Chevron (CVX -0.73%) continued to capitalize on strong conditions in the oil and gas market. The energy giant's earnings soared well past analysts' expectations. That gave the oil company's stock the fuel to rally toward a record high. 

The rise in Chevron's stock price is further enriching Warren Buffett, whose Berkshire Hathaway counts the oil stock as its third-largest holding. Here's a closer look at the quarter and whether now is still a good time to buy one of Buffett's favorite stocks. 

Another profit gusher

Chevron reported $11.2 billion, or $5.78 per share, of earnings for the third quarter. That was nearly double the $6.1 billion, or $3.19 per share, it posted in the year-ago period. While profits were slightly below the all-time high Chevron posted in the second quarter as oil prices cooled off, its results beat analysts' expectations by a wide margin. 

Chevron's cash flow from operations hit a record $15.3 billion in the quarter. Meanwhile, it produced $12.3 billion in free cash flow. 

The energy giant benefited from higher prices in the quarter. Chevron sold its oil for an average of $76 per barrel in the U.S. and $89 per barrel internationally. That's up from $58 per barrel and $68 per barrel, respectively, in the year-ago period. Meanwhile, the company sold its natural gas for an average of $7.05 per cubic foot in the U.S. and $10.36 per cubic foot internationally, up from $3.25 and $6.28 per cubic foot, respectively.

Chevron also delivered strong results in its international downstream business, where earnings increased by over $1 billion. The company's international refineries processed 11% more crude oil in the quarter, fueled by higher demand. Chevron also benefited from higher refining margins in the period.

Returning and reinvesting the windfall

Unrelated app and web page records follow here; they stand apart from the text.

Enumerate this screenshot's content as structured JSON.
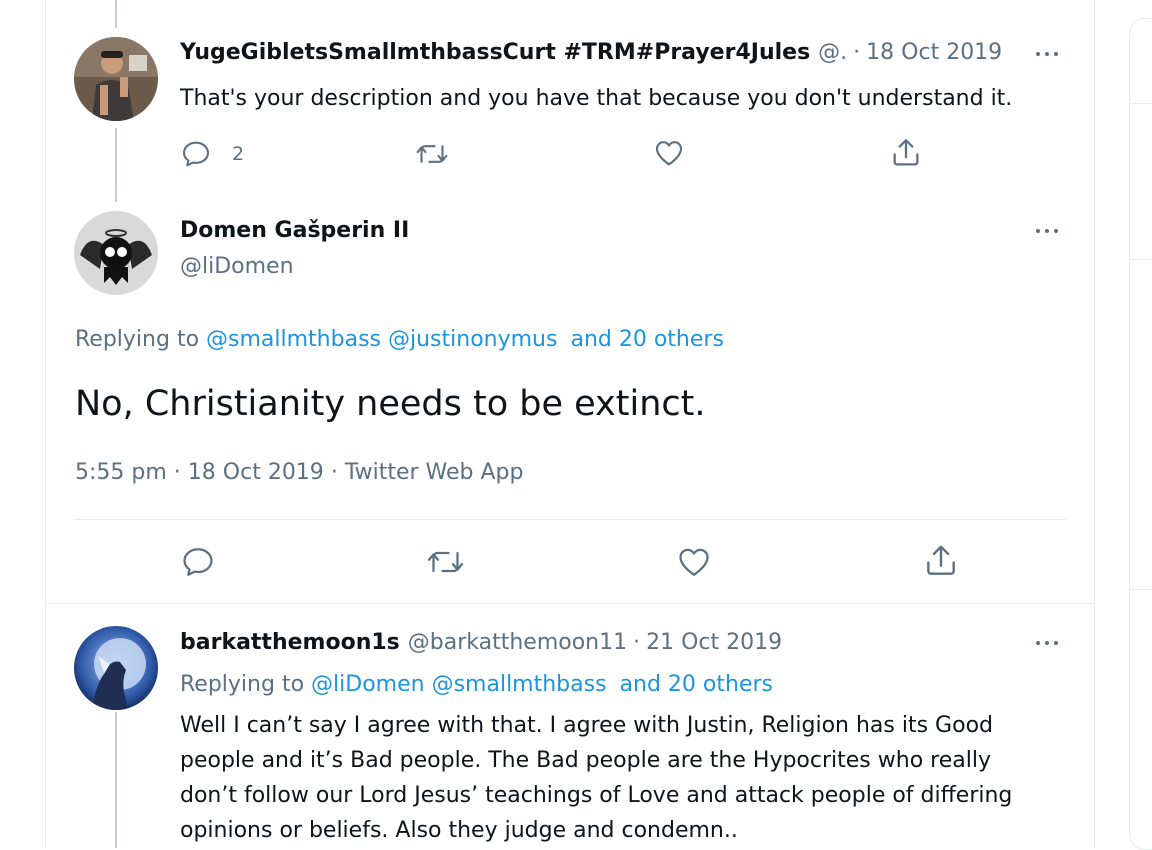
{
  "tweet1": {
    "name": "YugeGibletsSmallmthbassCurt #TRM#Prayer4Jules",
    "handle": "@.",
    "sep": "·",
    "date": "18 Oct 2019",
    "text": "That's your description and you have that because you don't understand it.",
    "reply_count": "2"
  },
  "main_tweet": {
    "name": "Domen Gašperin II",
    "handle": "@liDomen",
    "replying_prefix": "Replying to",
    "replying_to": [
      "@smallmthbass",
      "@justinonymus"
    ],
    "and_others": "and 20 others",
    "text": "No, Christianity needs to be extinct.",
    "time": "5:55 pm",
    "date": "18 Oct 2019",
    "source": "Twitter Web App",
    "sep": "·"
  },
  "tweet3": {
    "name": "barkatthemoon1s",
    "handle": "@barkatthemoon11",
    "sep": "·",
    "date": "21 Oct 2019",
    "replying_prefix": "Replying to",
    "replying_to": [
      "@liDomen",
      "@smallmthbass"
    ],
    "and_others": "and 20 others",
    "text_lines": [
      "Well I can’t say I agree with that. I agree with Justin, Religion has its Good",
      "people and it’s Bad people. The Bad people are the Hypocrites who really",
      "don’t follow our Lord Jesus’ teachings of Love and attack people of differing",
      "opinions or beliefs. Also they judge and condemn.."
    ]
  },
  "icons": {
    "reply": "reply-icon",
    "retweet": "retweet-icon",
    "like": "heart-icon",
    "share": "share-icon",
    "more": "more-icon"
  },
  "colors": {
    "text": "#0f1419",
    "muted": "#5b7083",
    "link": "#1b95e0",
    "border": "#e6ecf0",
    "thread_line": "#c4cfd6"
  }
}
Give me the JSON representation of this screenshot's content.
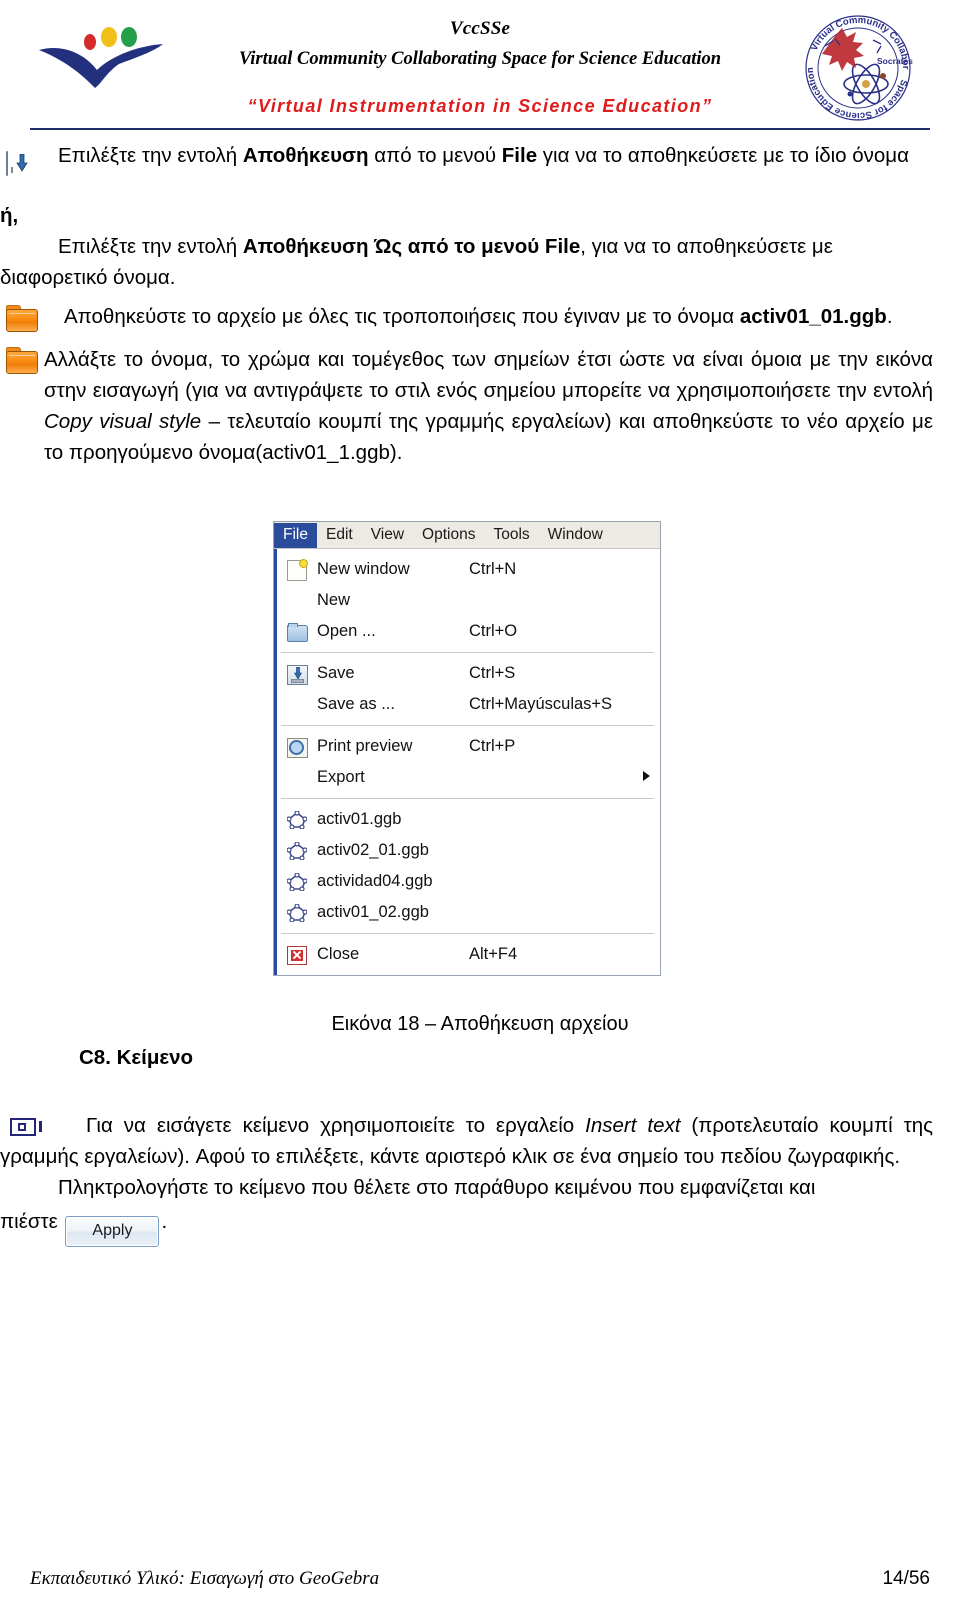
{
  "header": {
    "title": "VccSSe",
    "subtitle": "Virtual Community Collaborating Space for Science Education",
    "slogan": "“Virtual Instrumentation in Science Education”",
    "slogan_color": "#e01b1b",
    "left_logo_name": "vccsse-bird-logo",
    "right_logo_name": "science-education-seal-logo",
    "right_logo_text": "Virtual Community Collaborating Space for Science Education"
  },
  "body": {
    "p1_pre": "Επιλέξτε την εντολή ",
    "p1_b1": "Αποθήκευση",
    "p1_mid": " από το μενού ",
    "p1_b2": "File",
    "p1_post": " για να το αποθηκεύσετε με το ίδιο όνομα",
    "p2": "ή,",
    "p3_pre": "Επιλέξτε την εντολή ",
    "p3_b1": "Αποθήκευση Ώς από το μενού File",
    "p3_post": ", για να το αποθηκεύσετε με διαφορετικό όνομα.",
    "p4_pre": "Αποθηκεύστε το αρχείο με όλες τις τροποποιήσεις που έγιναν με το όνομα ",
    "p4_b": "activ01_01.ggb",
    "p4_post": ".",
    "p5_a": "Αλλάξτε το όνομα, το χρώμα και τομέγεθος των σημείων έτσι ώστε να είναι όμοια με την εικόνα στην εισαγωγή (για να αντιγράψετε το στιλ ενός σημείου μπορείτε να χρησιμοποιήσετε την εντολή ",
    "p5_i": "Copy visual style",
    "p5_b": " – τελευταίο κουμπί της γραμμής εργαλείων) και αποθηκεύστε το νέο αρχείο με το προηγούμενο όνομα(activ01_1.ggb)."
  },
  "figure": {
    "caption": "Εικόνα 18 – Αποθήκευση αρχείου"
  },
  "ggb_menu": {
    "menubar": [
      {
        "label": "File",
        "active": true
      },
      {
        "label": "Edit",
        "active": false
      },
      {
        "label": "View",
        "active": false
      },
      {
        "label": "Options",
        "active": false
      },
      {
        "label": "Tools",
        "active": false
      },
      {
        "label": "Window",
        "active": false
      }
    ],
    "items": [
      {
        "icon": "new-window-icon",
        "label": "New window",
        "accel": "Ctrl+N"
      },
      {
        "icon": "",
        "label": "New",
        "accel": ""
      },
      {
        "icon": "open-folder-icon",
        "label": "Open ...",
        "accel": "Ctrl+O"
      },
      {
        "separator": true
      },
      {
        "icon": "save-disk-icon",
        "label": "Save",
        "accel": "Ctrl+S"
      },
      {
        "icon": "",
        "label": "Save as ...",
        "accel": "Ctrl+Mayúsculas+S"
      },
      {
        "separator": true
      },
      {
        "icon": "print-preview-icon",
        "label": "Print preview",
        "accel": "Ctrl+P"
      },
      {
        "icon": "",
        "label": "Export",
        "accel": "",
        "submenu": true
      },
      {
        "separator": true
      },
      {
        "icon": "ggb-file-icon",
        "label": "activ01.ggb",
        "accel": ""
      },
      {
        "icon": "ggb-file-icon",
        "label": "activ02_01.ggb",
        "accel": ""
      },
      {
        "icon": "ggb-file-icon",
        "label": "actividad04.ggb",
        "accel": ""
      },
      {
        "icon": "ggb-file-icon",
        "label": "activ01_02.ggb",
        "accel": ""
      },
      {
        "separator": true
      },
      {
        "icon": "close-icon",
        "label": "Close",
        "accel": "Alt+F4"
      }
    ]
  },
  "section": {
    "heading": "C8. Κείμενο",
    "p1_pre": "Για να εισάγετε κείμενο χρησιμοποιείτε το εργαλείο ",
    "p1_i": "Insert text",
    "p1_post": "  (προτελευταίο κουμπί της γραμμής εργαλείων). Αφού το επιλέξετε, κάντε αριστερό κλικ σε ένα σημείο του πεδίου ζωγραφικής.",
    "p2_pre": "Πληκτρολογήστε το κείμενο που θέλετε στο παράθυρο κειμένου που εμφανίζεται και",
    "p2_press": "πιέστε",
    "apply_label": "Apply",
    "p2_post": "."
  },
  "footer": {
    "left": "Εκπαιδευτικό Υλικό: Εισαγωγή στο GeoGebra",
    "page": "14/56"
  }
}
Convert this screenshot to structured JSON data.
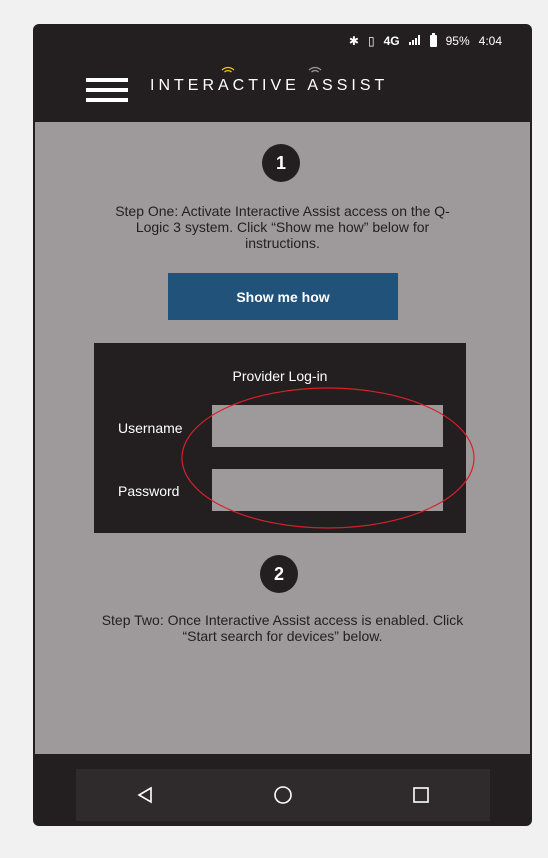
{
  "status_bar": {
    "bluetooth_icon": "bluetooth-icon",
    "vibrate_icon": "vibrate-icon",
    "network_label": "4G",
    "signal_icon": "signal-icon",
    "battery_icon": "battery-icon",
    "battery_percent": "95%",
    "time": "4:04"
  },
  "app_bar": {
    "menu_icon": "hamburger-menu-icon",
    "title": "INTERACTIVE ASSIST",
    "accent_color": "#f5c400"
  },
  "step_one": {
    "badge": "1",
    "text": "Step One: Activate Interactive Assist access on the Q-Logic 3 system. Click “Show me how” below for instructions.",
    "button_label": "Show me how"
  },
  "login": {
    "title": "Provider Log-in",
    "username_label": "Username",
    "username_value": "",
    "password_label": "Password",
    "password_value": ""
  },
  "step_two": {
    "badge": "2",
    "text": "Step Two: Once Interactive Assist access is enabled. Click “Start search for devices” below."
  },
  "nav_bar": {
    "back_icon": "back-triangle-icon",
    "home_icon": "home-circle-icon",
    "recents_icon": "recents-square-icon"
  },
  "colors": {
    "background": "#9e999a",
    "dark": "#231f20",
    "button": "#20527a",
    "annotation": "#d9202a"
  }
}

Chevron's gushing profits and cash flow gave it more money to allocate on behalf of shareholders. The oil giant returned $6.5 billion of cash to shareholders. It paid $2.7 billion in dividends (6% higher than the year-ago period) and repurchased $3.75 billion of its stock (more than 1% of its outstanding shares). In addition, Chevron paid down debt for the sixth straight quarter. 

The energy giant also continues to invest in traditional and new energy sources. It has increased its capital investments by 50% over the past year to meet the world's growing demand for energy. These investments are earning high returns, with its return on capital employed reaching 25% in the third quarter. Chevron made several notable recent investments, including approving projects to increase its oil refining capacity in the U.S. and progressing its carbon capture and storage initiatives. These and other projects position Chevron to deliver lower carbon energy to meet global demand.

Is it still time to buy?

With Chevron's strong third-quarter performance pushing its stock to an all-time high, investors are likely wondering if they missed the boat. On the one hand, there might be less upside since shares are already up more than 50% this year.

However, surging oil and gas prices have showcased the need for continued investment in traditional energy sources. After years of underinvestment due to lower prices and climate change concerns, supplies are struggling to keep up with demand. Because of that, prices could remain elevated for quite some time. That should enable Chevron to continue producing lots of cash that it can reinvest at high returns while returning boatloads to shareholders. 

Because of that, the stock could continue rising. Buffett holds that thesis. Berkshire Hathaway has continued to gobble up shares of the energy giant this year despite its rising stock price. While Buffett's purchases aren't a reason to buy, having his stamp of approval certainly makes Chevron stand out as a top choice in the sector for those seeking exposure to the upside of oil prices.